Records supplied: Begin
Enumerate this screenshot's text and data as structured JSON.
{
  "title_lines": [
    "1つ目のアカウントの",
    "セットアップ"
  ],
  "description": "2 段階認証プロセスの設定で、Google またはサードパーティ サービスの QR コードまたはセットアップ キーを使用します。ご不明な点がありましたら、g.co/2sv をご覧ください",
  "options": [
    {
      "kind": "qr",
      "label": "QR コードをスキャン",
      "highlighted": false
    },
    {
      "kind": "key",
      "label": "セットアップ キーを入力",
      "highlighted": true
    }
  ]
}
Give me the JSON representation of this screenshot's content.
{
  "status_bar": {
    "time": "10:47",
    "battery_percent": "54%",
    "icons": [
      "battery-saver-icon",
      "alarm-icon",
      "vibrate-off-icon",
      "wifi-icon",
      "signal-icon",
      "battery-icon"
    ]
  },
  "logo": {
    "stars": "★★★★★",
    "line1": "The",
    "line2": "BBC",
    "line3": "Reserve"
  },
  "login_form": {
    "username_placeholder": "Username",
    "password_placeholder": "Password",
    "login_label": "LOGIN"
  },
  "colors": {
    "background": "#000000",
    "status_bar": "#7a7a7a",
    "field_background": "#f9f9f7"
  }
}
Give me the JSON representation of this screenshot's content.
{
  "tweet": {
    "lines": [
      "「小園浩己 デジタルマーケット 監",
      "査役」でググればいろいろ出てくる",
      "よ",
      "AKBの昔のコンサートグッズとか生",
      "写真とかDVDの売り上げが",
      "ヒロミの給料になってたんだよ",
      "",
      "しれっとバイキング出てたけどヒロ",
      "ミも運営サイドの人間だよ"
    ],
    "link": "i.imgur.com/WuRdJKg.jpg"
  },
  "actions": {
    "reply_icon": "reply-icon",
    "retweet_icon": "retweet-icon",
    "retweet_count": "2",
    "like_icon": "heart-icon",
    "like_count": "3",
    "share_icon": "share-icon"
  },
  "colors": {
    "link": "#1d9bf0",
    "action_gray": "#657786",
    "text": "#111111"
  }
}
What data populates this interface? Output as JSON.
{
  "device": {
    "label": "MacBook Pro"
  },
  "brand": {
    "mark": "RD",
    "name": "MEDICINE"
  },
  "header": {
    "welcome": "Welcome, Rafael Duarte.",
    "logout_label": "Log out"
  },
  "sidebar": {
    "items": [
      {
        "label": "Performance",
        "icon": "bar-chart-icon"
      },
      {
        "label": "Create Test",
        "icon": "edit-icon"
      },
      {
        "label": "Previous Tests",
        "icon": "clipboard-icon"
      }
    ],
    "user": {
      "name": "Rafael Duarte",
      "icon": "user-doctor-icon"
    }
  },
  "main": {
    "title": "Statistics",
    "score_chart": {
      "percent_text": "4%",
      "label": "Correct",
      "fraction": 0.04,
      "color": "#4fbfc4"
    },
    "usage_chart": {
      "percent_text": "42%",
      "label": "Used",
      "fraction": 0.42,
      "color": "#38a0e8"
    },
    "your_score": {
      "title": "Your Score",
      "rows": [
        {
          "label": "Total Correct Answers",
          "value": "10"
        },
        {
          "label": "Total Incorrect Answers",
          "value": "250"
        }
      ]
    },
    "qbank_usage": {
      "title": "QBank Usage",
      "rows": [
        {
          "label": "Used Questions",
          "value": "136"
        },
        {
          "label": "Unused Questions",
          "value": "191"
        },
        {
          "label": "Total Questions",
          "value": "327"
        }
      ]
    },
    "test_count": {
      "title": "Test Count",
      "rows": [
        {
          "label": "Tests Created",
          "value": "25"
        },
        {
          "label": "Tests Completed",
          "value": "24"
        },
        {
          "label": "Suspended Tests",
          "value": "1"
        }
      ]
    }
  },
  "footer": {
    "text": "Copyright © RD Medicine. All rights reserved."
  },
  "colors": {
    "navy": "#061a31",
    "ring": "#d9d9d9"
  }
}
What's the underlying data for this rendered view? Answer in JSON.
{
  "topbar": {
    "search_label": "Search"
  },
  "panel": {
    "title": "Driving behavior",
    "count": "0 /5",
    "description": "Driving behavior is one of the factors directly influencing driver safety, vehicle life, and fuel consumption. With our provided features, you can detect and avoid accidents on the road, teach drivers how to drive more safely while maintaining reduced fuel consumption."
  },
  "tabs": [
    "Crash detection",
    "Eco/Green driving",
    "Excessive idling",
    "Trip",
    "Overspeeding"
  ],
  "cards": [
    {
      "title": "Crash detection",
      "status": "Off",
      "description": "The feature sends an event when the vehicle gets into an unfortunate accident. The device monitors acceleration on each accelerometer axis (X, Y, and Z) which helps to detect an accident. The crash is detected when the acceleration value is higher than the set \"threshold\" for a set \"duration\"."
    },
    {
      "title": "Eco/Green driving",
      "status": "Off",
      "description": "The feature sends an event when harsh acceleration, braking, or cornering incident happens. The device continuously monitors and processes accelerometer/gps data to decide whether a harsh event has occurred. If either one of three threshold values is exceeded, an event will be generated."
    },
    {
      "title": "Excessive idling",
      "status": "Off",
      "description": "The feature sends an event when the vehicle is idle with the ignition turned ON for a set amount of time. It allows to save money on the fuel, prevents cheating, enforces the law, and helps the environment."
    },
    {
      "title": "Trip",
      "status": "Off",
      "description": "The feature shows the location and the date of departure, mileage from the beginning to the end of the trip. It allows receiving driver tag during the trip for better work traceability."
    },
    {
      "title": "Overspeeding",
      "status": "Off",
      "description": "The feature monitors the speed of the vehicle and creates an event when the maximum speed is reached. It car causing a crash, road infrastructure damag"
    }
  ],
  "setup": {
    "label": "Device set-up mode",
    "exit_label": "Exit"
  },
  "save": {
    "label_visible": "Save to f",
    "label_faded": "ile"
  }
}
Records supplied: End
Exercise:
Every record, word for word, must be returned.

Written solution:
Enumerate this screenshot's text and data as structured JSON.
{
  "title_lines": [
    "1つ目のアカウントの",
    "セットアップ"
  ],
  "description": "2 段階認証プロセスの設定で、Google またはサードパーティ サービスの QR コードまたはセットアップ キーを使用します。ご不明な点がありましたら、g.co/2sv をご覧ください",
  "options": [
    {
      "kind": "qr",
      "label": "QR コードをスキャン",
      "highlighted": false
    },
    {
      "kind": "key",
      "label": "セットアップ キーを入力",
      "highlighted": true
    }
  ]
}
Give me the JSON representation of this screenshot's content.
{
  "status_bar": {
    "time": "10:47",
    "battery_percent": "54%",
    "icons": [
      "battery-saver-icon",
      "alarm-icon",
      "vibrate-off-icon",
      "wifi-icon",
      "signal-icon",
      "battery-icon"
    ]
  },
  "logo": {
    "stars": "★★★★★",
    "line1": "The",
    "line2": "BBC",
    "line3": "Reserve"
  },
  "login_form": {
    "username_placeholder": "Username",
    "password_placeholder": "Password",
    "login_label": "LOGIN"
  },
  "colors": {
    "background": "#000000",
    "status_bar": "#7a7a7a",
    "field_background": "#f9f9f7"
  }
}
Give me the JSON representation of this screenshot's content.
{
  "tweet": {
    "lines": [
      "「小園浩己 デジタルマーケット 監",
      "査役」でググればいろいろ出てくる",
      "よ",
      "AKBの昔のコンサートグッズとか生",
      "写真とかDVDの売り上げが",
      "ヒロミの給料になってたんだよ",
      "",
      "しれっとバイキング出てたけどヒロ",
      "ミも運営サイドの人間だよ"
    ],
    "link": "i.imgur.com/WuRdJKg.jpg"
  },
  "actions": {
    "reply_icon": "reply-icon",
    "retweet_icon": "retweet-icon",
    "retweet_count": "2",
    "like_icon": "heart-icon",
    "like_count": "3",
    "share_icon": "share-icon"
  },
  "colors": {
    "link": "#1d9bf0",
    "action_gray": "#657786",
    "text": "#111111"
  }
}
What data populates this interface? Output as JSON.
{
  "device": {
    "label": "MacBook Pro"
  },
  "brand": {
    "mark": "RD",
    "name": "MEDICINE"
  },
  "header": {
    "welcome": "Welcome, Rafael Duarte.",
    "logout_label": "Log out"
  },
  "sidebar": {
    "items": [
      {
        "label": "Performance",
        "icon": "bar-chart-icon"
      },
      {
        "label": "Create Test",
        "icon": "edit-icon"
      },
      {
        "label": "Previous Tests",
        "icon": "clipboard-icon"
      }
    ],
    "user": {
      "name": "Rafael Duarte",
      "icon": "user-doctor-icon"
    }
  },
  "main": {
    "title": "Statistics",
    "score_chart": {
      "percent_text": "4%",
      "label": "Correct",
      "fraction": 0.04,
      "color": "#4fbfc4"
    },
    "usage_chart": {
      "percent_text": "42%",
      "label": "Used",
      "fraction": 0.42,
      "color": "#38a0e8"
    },
    "your_score": {
      "title": "Your Score",
      "rows": [
        {
          "label": "Total Correct Answers",
          "value": "10"
        },
        {
          "label": "Total Incorrect Answers",
          "value": "250"
        }
      ]
    },
    "qbank_usage": {
      "title": "QBank Usage",
      "rows": [
        {
          "label": "Used Questions",
          "value": "136"
        },
        {
          "label": "Unused Questions",
          "value": "191"
        },
        {
          "label": "Total Questions",
          "value": "327"
        }
      ]
    },
    "test_count": {
      "title": "Test Count",
      "rows": [
        {
          "label": "Tests Created",
          "value": "25"
        },
        {
          "label": "Tests Completed",
          "value": "24"
        },
        {
          "label": "Suspended Tests",
          "value": "1"
        }
      ]
    }
  },
  "footer": {
    "text": "Copyright © RD Medicine. All rights reserved."
  },
  "colors": {
    "navy": "#061a31",
    "ring": "#d9d9d9"
  }
}
What's the underlying data for this rendered view? Answer in JSON.
{
  "topbar": {
    "search_label": "Search"
  },
  "panel": {
    "title": "Driving behavior",
    "count": "0 /5",
    "description": "Driving behavior is one of the factors directly influencing driver safety, vehicle life, and fuel consumption. With our provided features, you can detect and avoid accidents on the road, teach drivers how to drive more safely while maintaining reduced fuel consumption."
  },
  "tabs": [
    "Crash detection",
    "Eco/Green driving",
    "Excessive idling",
    "Trip",
    "Overspeeding"
  ],
  "cards": [
    {
      "title": "Crash detection",
      "status": "Off",
      "description": "The feature sends an event when the vehicle gets into an unfortunate accident. The device monitors acceleration on each accelerometer axis (X, Y, and Z) which helps to detect an accident. The crash is detected when the acceleration value is higher than the set \"threshold\" for a set \"duration\"."
    },
    {
      "title": "Eco/Green driving",
      "status": "Off",
      "description": "The feature sends an event when harsh acceleration, braking, or cornering incident happens. The device continuously monitors and processes accelerometer/gps data to decide whether a harsh event has occurred. If either one of three threshold values is exceeded, an event will be generated."
    },
    {
      "title": "Excessive idling",
      "status": "Off",
      "description": "The feature sends an event when the vehicle is idle with the ignition turned ON for a set amount of time. It allows to save money on the fuel, prevents cheating, enforces the law, and helps the environment."
    },
    {
      "title": "Trip",
      "status": "Off",
      "description": "The feature shows the location and the date of departure, mileage from the beginning to the end of the trip. It allows receiving driver tag during the trip for better work traceability."
    },
    {
      "title": "Overspeeding",
      "status": "Off",
      "description": "The feature monitors the speed of the vehicle and creates an event when the maximum speed is reached. It car causing a crash, road infrastructure damag"
    }
  ],
  "setup": {
    "label": "Device set-up mode",
    "exit_label": "Exit"
  },
  "save": {
    "label_visible": "Save to f",
    "label_faded": "ile"
  }
}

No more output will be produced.